It gets better:

Among the many counterintuitive properties of the electron is the fact that it has spin one-half. This is the mathematical way of saying that if you rotate an electron through 360 degrees, it doesn’t look like it did before you started! There is no parallel for this in our everyday world – we are accustomed to being able to turn objects through 360 degrees and get them back to where they started.

Oh, but there is a parallel in the everyday world, or at least in my slightly-twisted mind. Think of it like so:

1. Imagine a reel-to-reel film projector. Running a short length of film through end-to-end works like you think it would.
2. Tape one end of the film to the other; now you have a continuous loop of film that repeats itself. This would correspond to a spin of 1, because it looks the same after one loop.
3. Now tape one end of the film to the other backwards, to make a Möbius strip. The film still loops, but now it does one loop with the frames reversed left-to-right. It doesn’t repeat itself exactly until the film has looped through twice, corresponding to a spin of 1/2.

Does this mean that electrons are actually tiny loops of film? No. It only provides an analogy for this one property, and even then it might not go very far. Still, as soon as someone says “there is no X”, I have to find a counterexample. :)

# the rule of telling children anything

I had to post this in response to the flurry of rumors around NASA’s announcement that this Thursday they will “discuss an astrobiology finding that will impact the search for evidence of extraterrestrial life.”

The rule is simple: When you tell a child anything, they will ignore most of it and leave only the words that benefit them.

Toddler version:

No, don’t run into the street.

Blah blah run into the street.

Young child version:

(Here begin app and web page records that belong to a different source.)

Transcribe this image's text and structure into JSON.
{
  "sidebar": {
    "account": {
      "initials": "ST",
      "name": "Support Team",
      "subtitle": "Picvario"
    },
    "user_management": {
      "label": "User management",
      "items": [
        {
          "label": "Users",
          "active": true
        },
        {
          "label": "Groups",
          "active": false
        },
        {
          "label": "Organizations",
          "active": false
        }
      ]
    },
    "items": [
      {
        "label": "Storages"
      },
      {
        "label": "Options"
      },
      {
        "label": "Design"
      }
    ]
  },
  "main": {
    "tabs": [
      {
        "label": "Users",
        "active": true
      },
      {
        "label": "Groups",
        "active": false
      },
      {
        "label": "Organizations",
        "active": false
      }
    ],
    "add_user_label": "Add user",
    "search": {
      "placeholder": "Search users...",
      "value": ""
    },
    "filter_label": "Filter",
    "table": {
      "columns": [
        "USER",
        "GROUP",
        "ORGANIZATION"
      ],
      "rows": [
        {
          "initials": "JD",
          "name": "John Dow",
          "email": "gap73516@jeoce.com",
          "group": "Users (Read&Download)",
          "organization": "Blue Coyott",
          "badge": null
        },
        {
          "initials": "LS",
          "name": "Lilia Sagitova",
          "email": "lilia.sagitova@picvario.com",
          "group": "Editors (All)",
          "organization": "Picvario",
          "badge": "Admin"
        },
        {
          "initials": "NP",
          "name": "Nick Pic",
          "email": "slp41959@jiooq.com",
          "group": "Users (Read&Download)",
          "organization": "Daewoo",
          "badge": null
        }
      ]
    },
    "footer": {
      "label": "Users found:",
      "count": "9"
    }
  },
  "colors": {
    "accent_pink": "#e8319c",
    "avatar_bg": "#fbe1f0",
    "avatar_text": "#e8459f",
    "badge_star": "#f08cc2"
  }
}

We’ll go to the zoo if there’s time after the store and lunch.

We’ll go to the zoo blah blah blah.

Older child version:

If you clean your room, you can borrow the car on Saturday afternoon.

Blah blah you can borrow the car blah blah.

Journalist version:

NASA will hold a news conference to discuss an astrobiology finding that will impact the search for evidence of extraterrestrial life.

NASA will blah blah discuss blah finding blah evidence of extraterrestrial life.

…and there you go. Good luck on Thursday, guys.